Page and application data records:

□ □ □ □

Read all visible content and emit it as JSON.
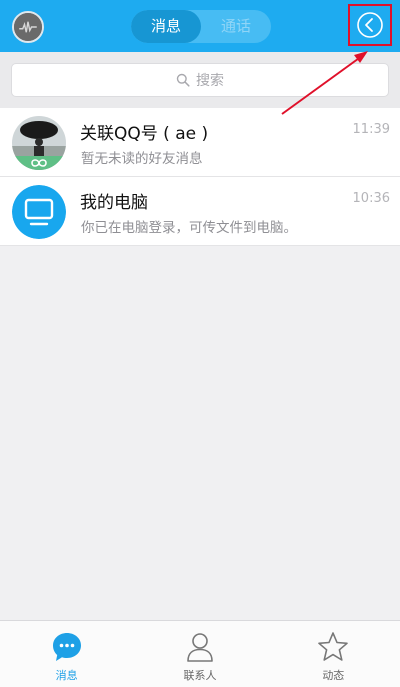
{
  "header": {
    "tabs": [
      {
        "label": "消息",
        "active": true
      },
      {
        "label": "通话",
        "active": false
      }
    ],
    "back_icon": "chevron-left-icon"
  },
  "search": {
    "placeholder": "搜索",
    "icon": "search-icon"
  },
  "conversations": [
    {
      "title": "关联QQ号 ( ae )",
      "subtitle": "暂无未读的好友消息",
      "time": "11:39",
      "avatar": "linked-account-avatar"
    },
    {
      "title": "我的电脑",
      "subtitle": "你已在电脑登录，可传文件到电脑。",
      "time": "10:36",
      "avatar": "computer-icon"
    }
  ],
  "tabbar": {
    "items": [
      {
        "label": "消息",
        "icon": "message-bubble-icon",
        "active": true
      },
      {
        "label": "联系人",
        "icon": "contacts-icon",
        "active": false
      },
      {
        "label": "动态",
        "icon": "star-icon",
        "active": false
      }
    ]
  },
  "colors": {
    "header_bg": "#1eabf0",
    "accent": "#1ea0e6",
    "annotation": "#e0102a"
  }
}
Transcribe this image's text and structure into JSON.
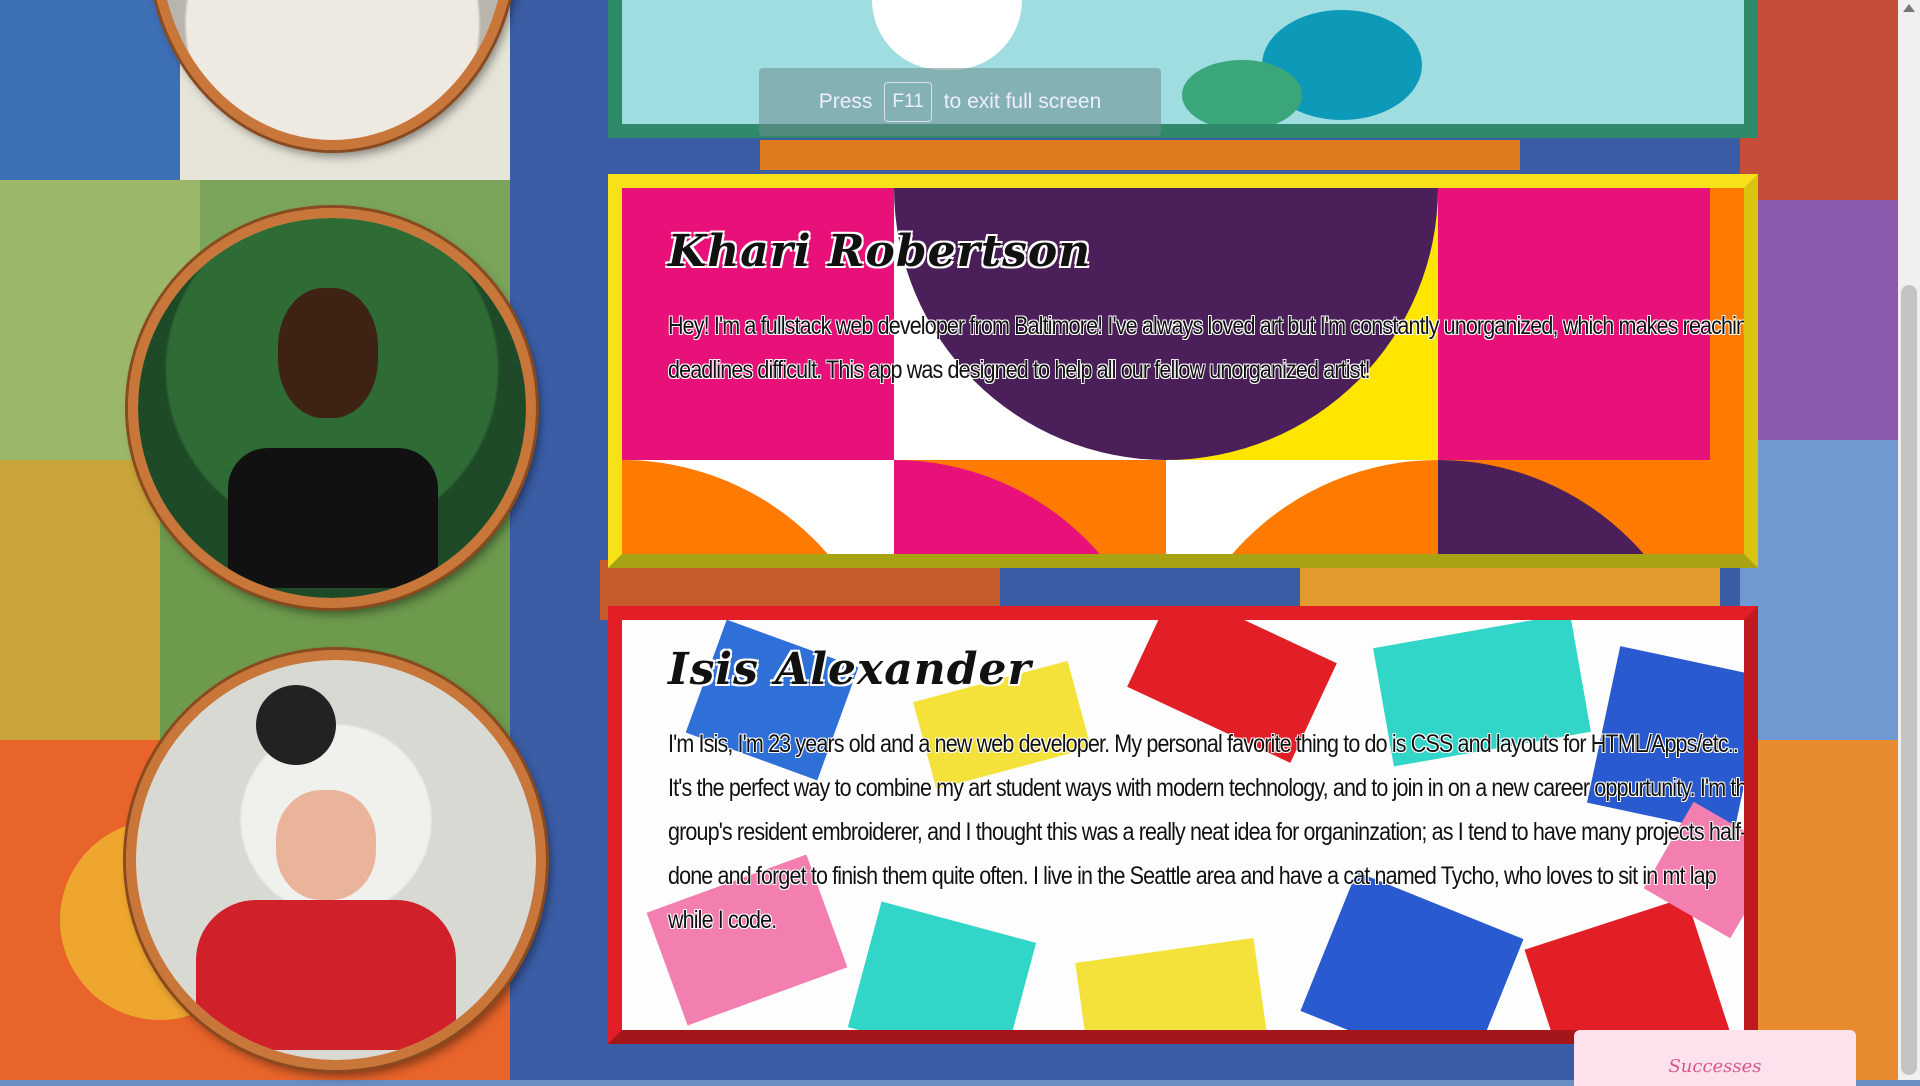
{
  "fullscreen_notice": {
    "press": "Press",
    "key": "F11",
    "message": "to exit full screen"
  },
  "team": [
    {
      "name": "Khari Robertson",
      "bio": "Hey! I'm a fullstack web developer from Baltimore! I've always loved art but I'm constantly unorganized, which makes reaching deadlines difficult. This app was designed to help all our fellow unorganized artist!"
    },
    {
      "name": "Isis Alexander",
      "bio": "I'm Isis, I'm 23 years old and a new web developer. My personal favorite thing to do is CSS and layouts for HTML/Apps/etc.. It's the perfect way to combine my art student ways with modern technology, and to join in on a new career oppurtunity. I'm the group's resident embroiderer, and I thought this was a really neat idea for organinzation; as I tend to have many projects half-done and forget to finish them quite often. I live in the Seattle area and have a cat named Tycho, who loves to sit in mt lap while I code."
    }
  ],
  "tabs": {
    "successes": "Successes"
  },
  "colors": {
    "card1_border": "#f7e21a",
    "card2_border": "#e21f26",
    "card0_border": "#2f8a6c",
    "hoop": "#c8763a"
  }
}
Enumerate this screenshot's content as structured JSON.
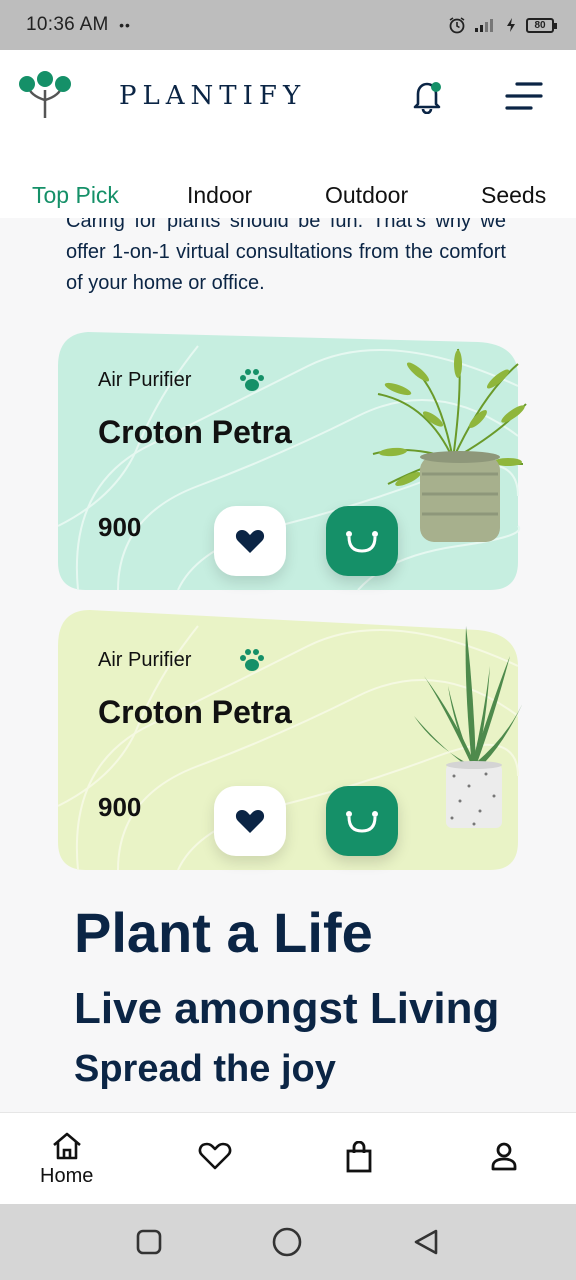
{
  "status_bar": {
    "time": "10:36 AM",
    "dots": "••",
    "battery": "80"
  },
  "header": {
    "brand": "PLANTIFY",
    "icons": [
      "plant-logo-icon",
      "bell-icon",
      "menu-icon"
    ]
  },
  "tabs": [
    {
      "label": "Top Pick",
      "active": true
    },
    {
      "label": "Indoor",
      "active": false
    },
    {
      "label": "Outdoor",
      "active": false
    },
    {
      "label": "Seeds",
      "active": false
    }
  ],
  "intro": {
    "text": "Caring for plants should be fun. That's why we offer 1-on-1 virtual consultations from the comfort of your home or office."
  },
  "cards": [
    {
      "category": "Air Purifier",
      "name": "Croton Petra",
      "price": "900",
      "color": "#c6eee0"
    },
    {
      "category": "Air Purifier",
      "name": "Croton Petra",
      "price": "900",
      "color": "#e9f3c6"
    }
  ],
  "headlines": {
    "line1": "Plant a Life",
    "line2": "Live amongst Living",
    "line3": "Spread the joy"
  },
  "bottom_nav": {
    "home_label": "Home",
    "icons": [
      "home-icon",
      "heart-icon",
      "bag-icon",
      "profile-icon"
    ]
  },
  "colors": {
    "accent": "#159068",
    "navy": "#0b2545"
  }
}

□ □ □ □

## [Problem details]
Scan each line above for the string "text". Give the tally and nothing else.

## [Result of the task]
2